■ EXERCISE PROMPT ■
When you repeat the entries below, keep each word exactly as it is and drop the pictures.

■ DATA RECORDS ■
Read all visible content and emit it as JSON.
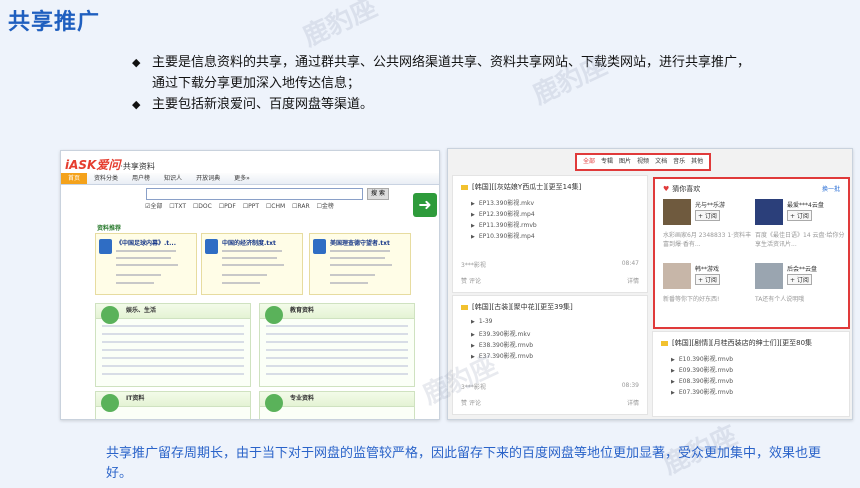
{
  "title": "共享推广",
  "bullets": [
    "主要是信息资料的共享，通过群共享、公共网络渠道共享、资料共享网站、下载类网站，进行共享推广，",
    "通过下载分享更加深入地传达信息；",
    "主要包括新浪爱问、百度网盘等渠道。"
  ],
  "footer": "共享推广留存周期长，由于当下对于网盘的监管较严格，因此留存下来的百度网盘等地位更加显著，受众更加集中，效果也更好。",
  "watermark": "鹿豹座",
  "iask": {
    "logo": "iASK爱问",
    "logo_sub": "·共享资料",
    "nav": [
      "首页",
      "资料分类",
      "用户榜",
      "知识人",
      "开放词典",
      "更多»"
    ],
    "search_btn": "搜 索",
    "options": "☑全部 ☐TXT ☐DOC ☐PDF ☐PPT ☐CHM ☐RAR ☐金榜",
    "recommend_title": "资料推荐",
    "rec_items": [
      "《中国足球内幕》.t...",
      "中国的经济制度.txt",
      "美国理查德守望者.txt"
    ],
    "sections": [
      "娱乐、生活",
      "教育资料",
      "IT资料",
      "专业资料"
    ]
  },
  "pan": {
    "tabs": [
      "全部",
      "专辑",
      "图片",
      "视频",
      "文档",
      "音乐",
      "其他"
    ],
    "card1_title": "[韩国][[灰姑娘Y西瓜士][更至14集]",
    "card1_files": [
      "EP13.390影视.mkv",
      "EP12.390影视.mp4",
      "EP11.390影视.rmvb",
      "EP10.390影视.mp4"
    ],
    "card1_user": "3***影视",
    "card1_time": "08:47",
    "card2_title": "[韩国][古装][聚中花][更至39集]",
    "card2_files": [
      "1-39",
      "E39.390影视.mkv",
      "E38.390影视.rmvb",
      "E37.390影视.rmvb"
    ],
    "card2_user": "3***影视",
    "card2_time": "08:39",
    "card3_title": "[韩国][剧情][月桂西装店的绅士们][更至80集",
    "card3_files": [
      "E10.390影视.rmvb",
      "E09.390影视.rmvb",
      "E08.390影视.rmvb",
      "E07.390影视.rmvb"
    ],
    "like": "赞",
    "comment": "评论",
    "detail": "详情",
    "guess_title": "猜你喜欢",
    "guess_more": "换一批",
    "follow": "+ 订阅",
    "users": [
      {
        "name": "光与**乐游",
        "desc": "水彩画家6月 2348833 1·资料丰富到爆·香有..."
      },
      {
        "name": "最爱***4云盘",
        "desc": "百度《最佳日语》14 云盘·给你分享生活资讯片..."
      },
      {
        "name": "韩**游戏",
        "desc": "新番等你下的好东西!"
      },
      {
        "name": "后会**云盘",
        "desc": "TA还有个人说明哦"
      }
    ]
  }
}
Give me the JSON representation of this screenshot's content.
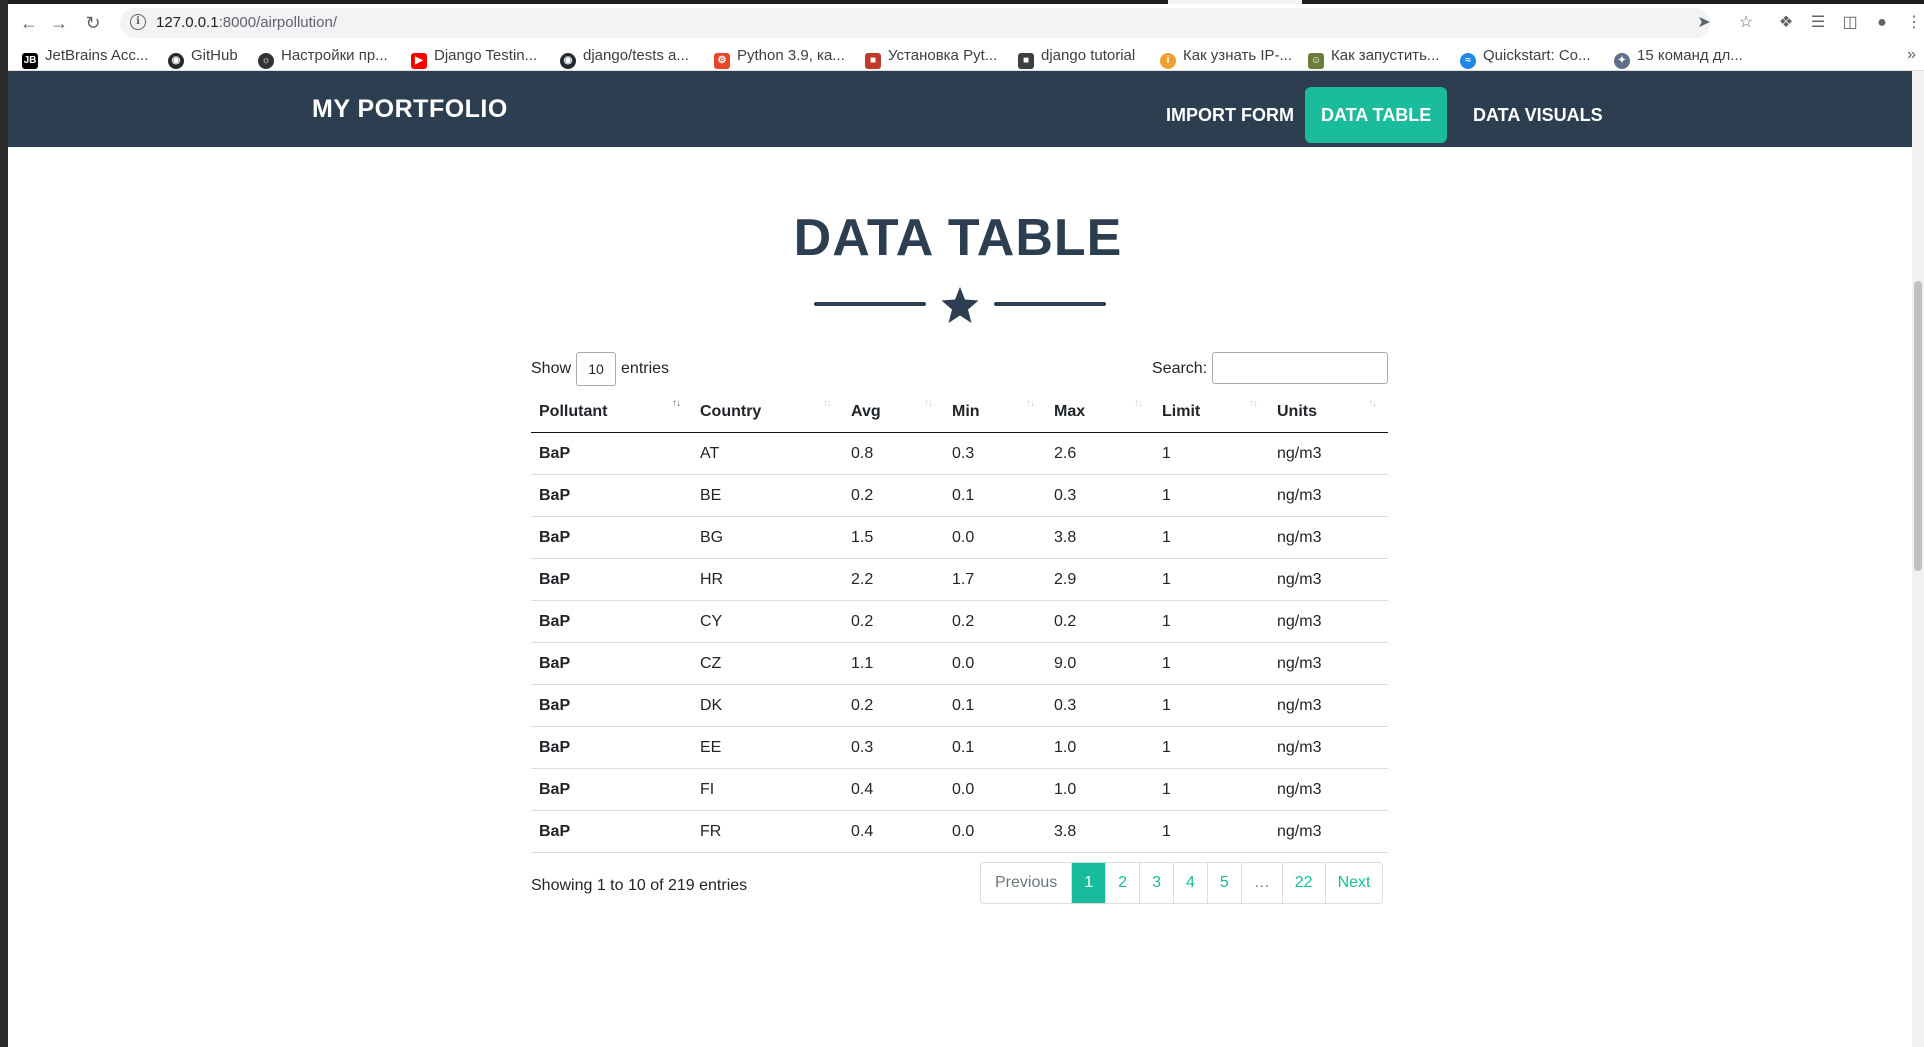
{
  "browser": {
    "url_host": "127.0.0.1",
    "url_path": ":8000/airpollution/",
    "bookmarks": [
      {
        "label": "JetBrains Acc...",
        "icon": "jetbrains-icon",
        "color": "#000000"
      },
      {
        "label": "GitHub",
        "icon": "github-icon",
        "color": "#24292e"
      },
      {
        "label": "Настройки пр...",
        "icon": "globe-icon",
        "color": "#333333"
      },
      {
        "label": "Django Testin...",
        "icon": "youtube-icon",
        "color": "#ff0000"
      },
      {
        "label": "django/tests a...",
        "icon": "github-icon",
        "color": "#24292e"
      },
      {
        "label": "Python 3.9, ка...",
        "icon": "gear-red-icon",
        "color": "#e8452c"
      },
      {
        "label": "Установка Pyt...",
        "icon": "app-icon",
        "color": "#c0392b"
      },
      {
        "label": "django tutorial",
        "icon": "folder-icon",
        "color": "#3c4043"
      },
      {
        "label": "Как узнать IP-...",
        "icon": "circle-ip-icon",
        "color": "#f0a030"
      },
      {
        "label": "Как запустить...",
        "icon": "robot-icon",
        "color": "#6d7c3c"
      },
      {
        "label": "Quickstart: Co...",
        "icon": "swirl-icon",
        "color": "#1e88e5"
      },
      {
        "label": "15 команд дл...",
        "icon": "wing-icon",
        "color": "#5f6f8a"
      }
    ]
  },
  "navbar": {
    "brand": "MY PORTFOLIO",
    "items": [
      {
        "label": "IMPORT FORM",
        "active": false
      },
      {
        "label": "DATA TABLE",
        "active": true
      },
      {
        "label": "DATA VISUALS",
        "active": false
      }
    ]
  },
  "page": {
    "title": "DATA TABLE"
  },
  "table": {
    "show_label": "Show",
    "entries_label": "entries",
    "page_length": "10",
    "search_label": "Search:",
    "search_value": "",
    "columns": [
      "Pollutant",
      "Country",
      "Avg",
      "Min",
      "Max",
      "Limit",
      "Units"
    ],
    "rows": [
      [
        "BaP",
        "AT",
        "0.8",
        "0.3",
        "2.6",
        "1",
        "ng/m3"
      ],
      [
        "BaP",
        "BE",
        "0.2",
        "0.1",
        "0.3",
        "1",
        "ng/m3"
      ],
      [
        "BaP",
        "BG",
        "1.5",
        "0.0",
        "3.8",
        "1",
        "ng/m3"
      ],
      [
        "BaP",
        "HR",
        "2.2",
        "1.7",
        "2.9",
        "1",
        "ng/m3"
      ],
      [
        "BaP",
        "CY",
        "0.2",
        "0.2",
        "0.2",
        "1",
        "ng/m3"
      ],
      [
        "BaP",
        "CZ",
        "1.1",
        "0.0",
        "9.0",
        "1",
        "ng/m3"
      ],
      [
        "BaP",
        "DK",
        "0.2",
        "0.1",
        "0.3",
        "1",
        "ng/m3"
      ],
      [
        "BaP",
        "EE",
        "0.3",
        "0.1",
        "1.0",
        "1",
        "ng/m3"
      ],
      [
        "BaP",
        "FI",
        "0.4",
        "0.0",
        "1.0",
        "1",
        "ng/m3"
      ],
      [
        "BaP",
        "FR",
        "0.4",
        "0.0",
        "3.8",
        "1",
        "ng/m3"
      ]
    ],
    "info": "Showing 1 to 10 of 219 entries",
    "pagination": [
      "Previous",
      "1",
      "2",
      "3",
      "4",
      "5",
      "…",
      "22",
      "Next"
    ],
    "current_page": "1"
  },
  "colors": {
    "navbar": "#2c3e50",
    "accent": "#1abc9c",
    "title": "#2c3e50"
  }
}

■ RESPONSE FOR THIS EXERCISE ■
Read all visible content and emit it as JSON.
{
  "title": "共享推广",
  "bullets": [
    "主要是信息资料的共享，通过群共享、公共网络渠道共享、资料共享网站、下载类网站，进行共享推广，",
    "通过下载分享更加深入地传达信息；",
    "主要包括新浪爱问、百度网盘等渠道。"
  ],
  "footer": "共享推广留存周期长，由于当下对于网盘的监管较严格，因此留存下来的百度网盘等地位更加显著，受众更加集中，效果也更好。",
  "watermark": "鹿豹座",
  "iask": {
    "logo": "iASK爱问",
    "logo_sub": "·共享资料",
    "nav": [
      "首页",
      "资料分类",
      "用户榜",
      "知识人",
      "开放词典",
      "更多»"
    ],
    "search_btn": "搜 索",
    "options": "☑全部 ☐TXT ☐DOC ☐PDF ☐PPT ☐CHM ☐RAR ☐金榜",
    "recommend_title": "资料推荐",
    "rec_items": [
      "《中国足球内幕》.t...",
      "中国的经济制度.txt",
      "美国理查德守望者.txt"
    ],
    "sections": [
      "娱乐、生活",
      "教育资料",
      "IT资料",
      "专业资料"
    ]
  },
  "pan": {
    "tabs": [
      "全部",
      "专辑",
      "图片",
      "视频",
      "文档",
      "音乐",
      "其他"
    ],
    "card1_title": "[韩国][[灰姑娘Y西瓜士][更至14集]",
    "card1_files": [
      "EP13.390影视.mkv",
      "EP12.390影视.mp4",
      "EP11.390影视.rmvb",
      "EP10.390影视.mp4"
    ],
    "card1_user": "3***影视",
    "card1_time": "08:47",
    "card2_title": "[韩国][古装][聚中花][更至39集]",
    "card2_files": [
      "1-39",
      "E39.390影视.mkv",
      "E38.390影视.rmvb",
      "E37.390影视.rmvb"
    ],
    "card2_user": "3***影视",
    "card2_time": "08:39",
    "card3_title": "[韩国][剧情][月桂西装店的绅士们][更至80集",
    "card3_files": [
      "E10.390影视.rmvb",
      "E09.390影视.rmvb",
      "E08.390影视.rmvb",
      "E07.390影视.rmvb"
    ],
    "like": "赞",
    "comment": "评论",
    "detail": "详情",
    "guess_title": "猜你喜欢",
    "guess_more": "换一批",
    "follow": "+ 订阅",
    "users": [
      {
        "name": "光与**乐游",
        "desc": "水彩画家6月 2348833 1·资料丰富到爆·香有..."
      },
      {
        "name": "最爱***4云盘",
        "desc": "百度《最佳日语》14 云盘·给你分享生活资讯片..."
      },
      {
        "name": "韩**游戏",
        "desc": "新番等你下的好东西!"
      },
      {
        "name": "后会**云盘",
        "desc": "TA还有个人说明哦"
      }
    ]
  }
}
Give me the JSON representation of this screenshot's content.
{
  "browser": {
    "url_host": "127.0.0.1",
    "url_path": ":8000/airpollution/",
    "bookmarks": [
      {
        "label": "JetBrains Acc...",
        "icon": "jetbrains-icon",
        "color": "#000000"
      },
      {
        "label": "GitHub",
        "icon": "github-icon",
        "color": "#24292e"
      },
      {
        "label": "Настройки пр...",
        "icon": "globe-icon",
        "color": "#333333"
      },
      {
        "label": "Django Testin...",
        "icon": "youtube-icon",
        "color": "#ff0000"
      },
      {
        "label": "django/tests a...",
        "icon": "github-icon",
        "color": "#24292e"
      },
      {
        "label": "Python 3.9, ка...",
        "icon": "gear-red-icon",
        "color": "#e8452c"
      },
      {
        "label": "Установка Pyt...",
        "icon": "app-icon",
        "color": "#c0392b"
      },
      {
        "label": "django tutorial",
        "icon": "folder-icon",
        "color": "#3c4043"
      },
      {
        "label": "Как узнать IP-...",
        "icon": "circle-ip-icon",
        "color": "#f0a030"
      },
      {
        "label": "Как запустить...",
        "icon": "robot-icon",
        "color": "#6d7c3c"
      },
      {
        "label": "Quickstart: Co...",
        "icon": "swirl-icon",
        "color": "#1e88e5"
      },
      {
        "label": "15 команд дл...",
        "icon": "wing-icon",
        "color": "#5f6f8a"
      }
    ]
  },
  "navbar": {
    "brand": "MY PORTFOLIO",
    "items": [
      {
        "label": "IMPORT FORM",
        "active": false
      },
      {
        "label": "DATA TABLE",
        "active": true
      },
      {
        "label": "DATA VISUALS",
        "active": false
      }
    ]
  },
  "page": {
    "title": "DATA TABLE"
  },
  "table": {
    "show_label": "Show",
    "entries_label": "entries",
    "page_length": "10",
    "search_label": "Search:",
    "search_value": "",
    "columns": [
      "Pollutant",
      "Country",
      "Avg",
      "Min",
      "Max",
      "Limit",
      "Units"
    ],
    "rows": [
      [
        "BaP",
        "AT",
        "0.8",
        "0.3",
        "2.6",
        "1",
        "ng/m3"
      ],
      [
        "BaP",
        "BE",
        "0.2",
        "0.1",
        "0.3",
        "1",
        "ng/m3"
      ],
      [
        "BaP",
        "BG",
        "1.5",
        "0.0",
        "3.8",
        "1",
        "ng/m3"
      ],
      [
        "BaP",
        "HR",
        "2.2",
        "1.7",
        "2.9",
        "1",
        "ng/m3"
      ],
      [
        "BaP",
        "CY",
        "0.2",
        "0.2",
        "0.2",
        "1",
        "ng/m3"
      ],
      [
        "BaP",
        "CZ",
        "1.1",
        "0.0",
        "9.0",
        "1",
        "ng/m3"
      ],
      [
        "BaP",
        "DK",
        "0.2",
        "0.1",
        "0.3",
        "1",
        "ng/m3"
      ],
      [
        "BaP",
        "EE",
        "0.3",
        "0.1",
        "1.0",
        "1",
        "ng/m3"
      ],
      [
        "BaP",
        "FI",
        "0.4",
        "0.0",
        "1.0",
        "1",
        "ng/m3"
      ],
      [
        "BaP",
        "FR",
        "0.4",
        "0.0",
        "3.8",
        "1",
        "ng/m3"
      ]
    ],
    "info": "Showing 1 to 10 of 219 entries",
    "pagination": [
      "Previous",
      "1",
      "2",
      "3",
      "4",
      "5",
      "…",
      "22",
      "Next"
    ],
    "current_page": "1"
  },
  "colors": {
    "navbar": "#2c3e50",
    "accent": "#1abc9c",
    "title": "#2c3e50"
  }
}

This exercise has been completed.